Here’s what happens. Let say a stock, which is currently priced at Rs 200 per share, announces a 2-for-1 stock split. If you own 100 shares before the split worth Rs 20,000, you will own 200 shares worth Rs 20,000 after the split.
The market automatically marks down the price of the stock by the divisor of the split. The Rs 200 per share price becomes Rs 100 per share.
There are other splits such as 5-for-1 and 10-for-1, however 2-for-1 seems the most common.
It terms of what your holdings are worth, nothing changes. In terms of what the company is worth, nothing changes. So, why do it?
Perception – Some companies worry when the per share price gets too high that it will scare off some investors, especially small investors. Splitting the stock brings the per share price down to a reasonable level.
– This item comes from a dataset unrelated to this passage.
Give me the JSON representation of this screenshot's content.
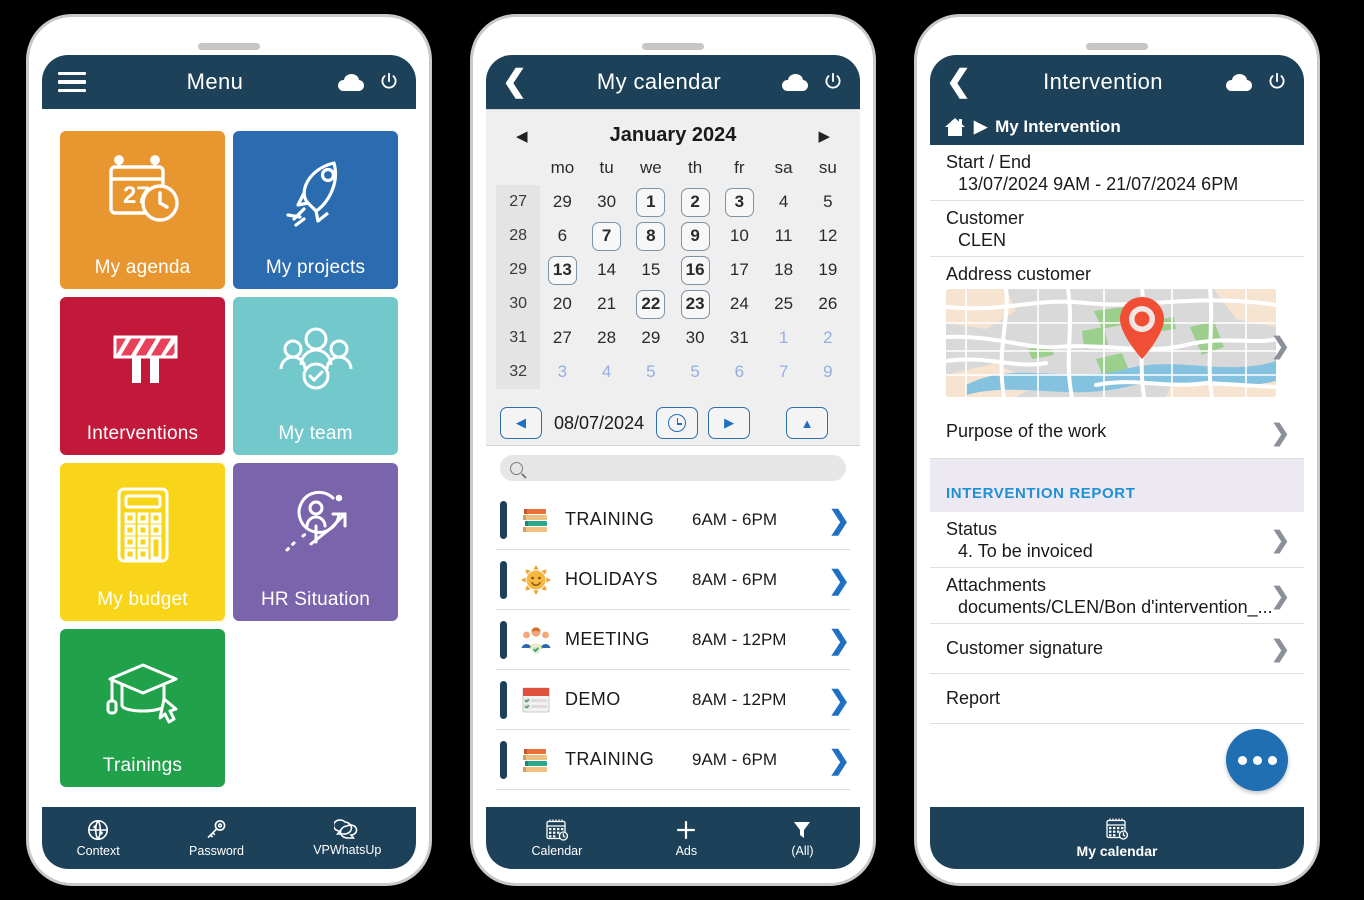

Liquidity – If a stock’s price rises into the thousands of Rs per share, it may reduce the trading volume. Increasing the number of outstanding shares at a lower per share price aids liquidity.
Is it Good for Investors?
Some investors say a stock split is a sign that a stock is doing well and they consider it a buy signal. You should always look at the whole picture before making an investment decision. If you want to use stock splits as a marker for stocks to consider for further evaluation, that is a reasonable idea, but don’t stop there with your research.
Ultimately, you should buy a stock based on whether it meets the fundamental standards you require and not on whether it will or will not split.